Shooting a Symphony Orchestra
Concert photography is one of the fields which I soot for years and one of the most challenging and fun subject which I ever shoot. I have no control of almost any parameter in the picture. I can’t direct the object being photographed, I do not have control over the lighting, and I do not have access to most angles.
Beside some common sense preparation like learning the music which they play, like and if possible seeing them on the stage before shooting and joining some rehearsals every concert is different, every musician, band or in this case orchestra has different personality.
I am shooting Beach Cities Symphony Orchestra for last 3 years. (Please visit their web sites and come to concerts. BCSO is a non-profit organisations and concerts are free http://www.beachcitiessymphony.org/ ) I can say that it is one of the most demanding, challenging and satisfying experience of my stage shooting experience.
Taking photos of a live classical concert while they are performing for audience is hard and a lot different then shooting a rock band on the stage because there is lots of extra things you need to be careful. May be you can say it is similar to shoot a live theater or similar than a concert shot.
You need to be silent for not disturb the audience. You can not move a lot, even your camera must be very silent. (Technically with experience I can say say that Canon 5D Mark III was the best choice and D800 will follow it. )
You can not go on the stage, You can not be in front of the stage, you can not be inside the audience etc. Also light is set up for a classical music experience. Not so bright and usually not enough for fast exposures. If you think always changing lights of a rock stage is a problem then try to shoot at a classical music concert. And I am not talking about a concert at Hollywood Bowl. I am talking about a relatively small auditorium or an old concert hall.
As I said before because you can not be get close to the stage physically you need to get close to stage by lenses. I am using telephoto lenses like 400mm and 600mm. These kind of focal distance helps you get photos of individuals on the stage but It brings another problem: Exposure Speed. I knew you heard thousand times “ It’s not the camera that is important but the person behind it.” It is generally true but concert photography your equipment is very important
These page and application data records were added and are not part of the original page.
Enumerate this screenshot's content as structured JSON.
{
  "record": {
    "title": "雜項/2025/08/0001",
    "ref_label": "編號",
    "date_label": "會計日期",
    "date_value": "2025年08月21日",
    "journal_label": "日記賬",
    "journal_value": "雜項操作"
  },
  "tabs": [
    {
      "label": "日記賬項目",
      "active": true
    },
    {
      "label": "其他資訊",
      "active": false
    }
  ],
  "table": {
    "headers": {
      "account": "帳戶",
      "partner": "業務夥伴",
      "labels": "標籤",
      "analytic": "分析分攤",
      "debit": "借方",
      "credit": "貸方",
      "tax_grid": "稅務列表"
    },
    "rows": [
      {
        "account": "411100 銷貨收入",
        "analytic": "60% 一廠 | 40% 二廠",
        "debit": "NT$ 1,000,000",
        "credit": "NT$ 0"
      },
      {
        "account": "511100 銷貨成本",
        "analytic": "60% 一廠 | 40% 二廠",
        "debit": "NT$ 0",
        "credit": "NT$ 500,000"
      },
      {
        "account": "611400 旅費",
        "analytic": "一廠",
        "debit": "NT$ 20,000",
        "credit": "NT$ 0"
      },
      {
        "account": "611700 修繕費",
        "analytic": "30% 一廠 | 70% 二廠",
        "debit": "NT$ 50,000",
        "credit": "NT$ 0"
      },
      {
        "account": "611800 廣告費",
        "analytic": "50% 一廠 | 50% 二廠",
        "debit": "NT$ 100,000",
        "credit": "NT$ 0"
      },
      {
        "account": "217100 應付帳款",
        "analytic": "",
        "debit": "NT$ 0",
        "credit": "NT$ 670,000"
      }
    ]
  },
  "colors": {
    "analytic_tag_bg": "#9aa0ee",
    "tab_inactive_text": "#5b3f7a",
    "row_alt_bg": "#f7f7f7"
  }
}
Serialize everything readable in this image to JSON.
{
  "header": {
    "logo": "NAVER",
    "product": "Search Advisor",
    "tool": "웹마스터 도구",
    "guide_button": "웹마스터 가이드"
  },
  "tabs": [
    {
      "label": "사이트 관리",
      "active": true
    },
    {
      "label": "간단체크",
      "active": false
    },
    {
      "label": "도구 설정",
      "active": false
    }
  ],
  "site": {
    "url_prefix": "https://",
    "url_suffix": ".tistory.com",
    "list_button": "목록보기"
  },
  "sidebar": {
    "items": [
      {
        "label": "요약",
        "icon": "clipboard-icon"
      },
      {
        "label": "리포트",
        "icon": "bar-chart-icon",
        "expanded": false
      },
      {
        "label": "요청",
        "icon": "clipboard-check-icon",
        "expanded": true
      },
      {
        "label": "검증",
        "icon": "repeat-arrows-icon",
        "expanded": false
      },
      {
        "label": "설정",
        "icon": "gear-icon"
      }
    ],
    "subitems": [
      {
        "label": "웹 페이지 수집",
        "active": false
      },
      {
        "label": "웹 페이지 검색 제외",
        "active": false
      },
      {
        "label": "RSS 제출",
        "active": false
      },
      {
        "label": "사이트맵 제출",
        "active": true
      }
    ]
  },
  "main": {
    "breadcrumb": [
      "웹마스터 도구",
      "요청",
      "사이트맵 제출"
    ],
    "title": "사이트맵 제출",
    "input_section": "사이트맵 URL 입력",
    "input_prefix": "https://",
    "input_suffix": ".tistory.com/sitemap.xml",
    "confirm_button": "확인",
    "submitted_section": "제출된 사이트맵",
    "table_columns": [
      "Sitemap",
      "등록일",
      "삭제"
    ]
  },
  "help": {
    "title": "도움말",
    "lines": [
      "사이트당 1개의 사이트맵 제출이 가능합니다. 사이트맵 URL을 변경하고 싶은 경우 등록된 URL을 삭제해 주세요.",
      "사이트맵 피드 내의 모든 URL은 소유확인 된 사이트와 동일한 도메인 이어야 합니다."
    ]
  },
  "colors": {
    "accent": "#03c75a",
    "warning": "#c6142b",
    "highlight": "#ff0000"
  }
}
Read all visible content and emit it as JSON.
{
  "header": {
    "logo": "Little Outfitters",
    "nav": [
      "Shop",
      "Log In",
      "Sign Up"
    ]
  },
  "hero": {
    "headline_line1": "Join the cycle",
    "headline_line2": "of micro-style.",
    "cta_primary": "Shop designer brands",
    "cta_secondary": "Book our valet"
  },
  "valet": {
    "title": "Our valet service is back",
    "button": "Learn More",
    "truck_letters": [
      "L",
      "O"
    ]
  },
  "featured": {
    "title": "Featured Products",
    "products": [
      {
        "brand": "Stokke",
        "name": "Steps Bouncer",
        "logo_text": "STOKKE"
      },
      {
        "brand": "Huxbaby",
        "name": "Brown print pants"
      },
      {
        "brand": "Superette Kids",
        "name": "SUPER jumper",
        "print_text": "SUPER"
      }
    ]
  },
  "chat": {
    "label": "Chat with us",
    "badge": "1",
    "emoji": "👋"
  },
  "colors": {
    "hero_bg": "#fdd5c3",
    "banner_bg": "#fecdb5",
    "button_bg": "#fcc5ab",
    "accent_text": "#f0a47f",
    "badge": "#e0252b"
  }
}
By those focal distances you need to use really high exposure speeds but light mostly not enough. So you need a really high ISO like over 1600. I suggest and prefer use a full frame digital camera with low noise/high ISO performance. Trust me it really helps a lot.
The following tips are about what gear to use, organization and how to use the available time in a most effective way as to get the best possible photographs and still have fun during the process.
- Meet with the Orchestra and Conductor. Try to learn what they want and don’t want.
- Listen compositions what they will play and take notes if there is a soloist play or not.
- Location scouting is very important, but very time consuming as well. If you couldn’t see the concert hall before try to be there as early as possible at concert day. Try to pick your spots for shooting. If you can find any spot higher then orchestra it will be great.
- Again be at the concert hall as early as possible. Take a program and plan your shooting. If there will be any speech or special event on the stage plan accordingly.
- Do not rush. It is not a five minute rock song (there is nothing wrong about 5 minute rock music just this one is different) Take your time for shooting what you want.
- It’s not a must but usually having some people there to help you with the coordination for the shoot
- Take whole orchestra photograph but try to take some individual photographs of musicians. Especially conductor, soloist, concertmaster and principals. So locate their places on the stage before concert.
Equipment and shooting:
- Use cameras that allows us to take photos at high ISO without noise.
- Prefer to use lenses with open aperture (f/2.8, f1.8, f/1.4)
- Bring your wide angle and telephoto lenses. In a concert I am using 16mm super wide angle to 600mmm super-telephoto
- Better to take a picture a bit noisy than getting an image without noise but all blurred.
- Never use flash unless there is a lecture before or after concert. Even in that case ask before!
- Always shot RAW
- Try to shoot fast exposure speeds. If you are far even small movement on the stage or on your tripod cause blurry images.
- Use a good tripod and stay away from cheap ones. It helps you to get sharp images, and it carry your expensive camera. A wobbly cheap tripod will not do any good to you and If your camera falls down during concert will be end of the world.